Excerpts from an interface dataset
= Beginning of Section =

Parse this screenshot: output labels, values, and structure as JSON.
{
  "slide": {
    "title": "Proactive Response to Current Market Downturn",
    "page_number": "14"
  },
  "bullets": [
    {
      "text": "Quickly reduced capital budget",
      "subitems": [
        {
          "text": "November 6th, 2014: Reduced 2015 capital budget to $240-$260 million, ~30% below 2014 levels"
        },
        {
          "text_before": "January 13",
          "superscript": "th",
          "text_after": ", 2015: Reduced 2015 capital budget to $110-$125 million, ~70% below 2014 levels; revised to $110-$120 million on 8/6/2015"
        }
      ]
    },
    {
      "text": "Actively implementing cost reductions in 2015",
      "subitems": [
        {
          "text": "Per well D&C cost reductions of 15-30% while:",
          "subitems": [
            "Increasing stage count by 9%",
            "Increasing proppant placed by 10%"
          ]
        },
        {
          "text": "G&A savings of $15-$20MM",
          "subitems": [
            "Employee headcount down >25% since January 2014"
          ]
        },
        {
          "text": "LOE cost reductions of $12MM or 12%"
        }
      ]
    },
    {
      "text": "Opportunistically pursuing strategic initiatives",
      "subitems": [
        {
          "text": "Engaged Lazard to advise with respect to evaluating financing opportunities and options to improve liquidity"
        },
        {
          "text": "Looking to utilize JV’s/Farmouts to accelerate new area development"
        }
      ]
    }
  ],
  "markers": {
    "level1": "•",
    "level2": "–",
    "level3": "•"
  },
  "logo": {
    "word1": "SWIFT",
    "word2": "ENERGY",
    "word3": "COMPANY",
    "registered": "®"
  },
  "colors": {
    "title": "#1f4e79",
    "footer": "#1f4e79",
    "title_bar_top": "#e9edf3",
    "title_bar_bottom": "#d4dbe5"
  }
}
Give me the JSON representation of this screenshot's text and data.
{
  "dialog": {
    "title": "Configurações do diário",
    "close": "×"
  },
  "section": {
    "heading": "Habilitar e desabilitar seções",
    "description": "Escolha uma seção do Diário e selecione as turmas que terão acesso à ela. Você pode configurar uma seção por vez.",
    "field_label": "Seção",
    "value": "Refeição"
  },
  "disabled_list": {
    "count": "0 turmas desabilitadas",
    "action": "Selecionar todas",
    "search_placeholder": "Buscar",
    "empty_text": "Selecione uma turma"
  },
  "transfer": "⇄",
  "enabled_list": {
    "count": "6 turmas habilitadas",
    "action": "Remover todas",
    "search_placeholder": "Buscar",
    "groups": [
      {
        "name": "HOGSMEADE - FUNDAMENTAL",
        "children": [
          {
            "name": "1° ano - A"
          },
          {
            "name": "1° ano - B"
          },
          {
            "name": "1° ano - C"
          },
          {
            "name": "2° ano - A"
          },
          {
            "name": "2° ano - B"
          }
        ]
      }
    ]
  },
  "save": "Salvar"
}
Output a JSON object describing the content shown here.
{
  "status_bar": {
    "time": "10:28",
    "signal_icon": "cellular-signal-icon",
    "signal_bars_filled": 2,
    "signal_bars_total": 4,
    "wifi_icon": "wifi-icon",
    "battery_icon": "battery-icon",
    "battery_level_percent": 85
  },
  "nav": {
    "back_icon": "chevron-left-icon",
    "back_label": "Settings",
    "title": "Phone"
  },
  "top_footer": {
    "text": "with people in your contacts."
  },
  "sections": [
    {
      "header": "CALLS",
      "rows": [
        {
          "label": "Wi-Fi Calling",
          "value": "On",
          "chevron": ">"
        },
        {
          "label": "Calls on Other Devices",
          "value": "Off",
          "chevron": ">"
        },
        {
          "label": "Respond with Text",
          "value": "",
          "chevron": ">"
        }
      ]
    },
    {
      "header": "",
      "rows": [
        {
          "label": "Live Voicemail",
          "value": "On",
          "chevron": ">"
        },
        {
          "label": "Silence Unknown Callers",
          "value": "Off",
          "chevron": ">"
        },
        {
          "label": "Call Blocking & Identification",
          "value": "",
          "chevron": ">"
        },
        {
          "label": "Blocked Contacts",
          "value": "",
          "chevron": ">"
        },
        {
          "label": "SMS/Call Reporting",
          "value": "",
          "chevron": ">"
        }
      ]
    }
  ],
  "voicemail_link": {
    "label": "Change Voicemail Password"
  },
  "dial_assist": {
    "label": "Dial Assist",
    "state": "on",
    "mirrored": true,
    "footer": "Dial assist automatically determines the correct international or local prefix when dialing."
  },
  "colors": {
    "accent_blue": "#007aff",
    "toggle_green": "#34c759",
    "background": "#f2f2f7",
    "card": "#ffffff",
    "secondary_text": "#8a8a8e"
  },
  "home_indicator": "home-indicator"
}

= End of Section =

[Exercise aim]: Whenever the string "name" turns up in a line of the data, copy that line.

[Answer section]:
        "name": "HOGSMEADE - FUNDAMENTAL",
            "name": "1° ano - A"
            "name": "1° ano - B"
            "name": "1° ano - C"
            "name": "2° ano - A"
            "name": "2° ano - B"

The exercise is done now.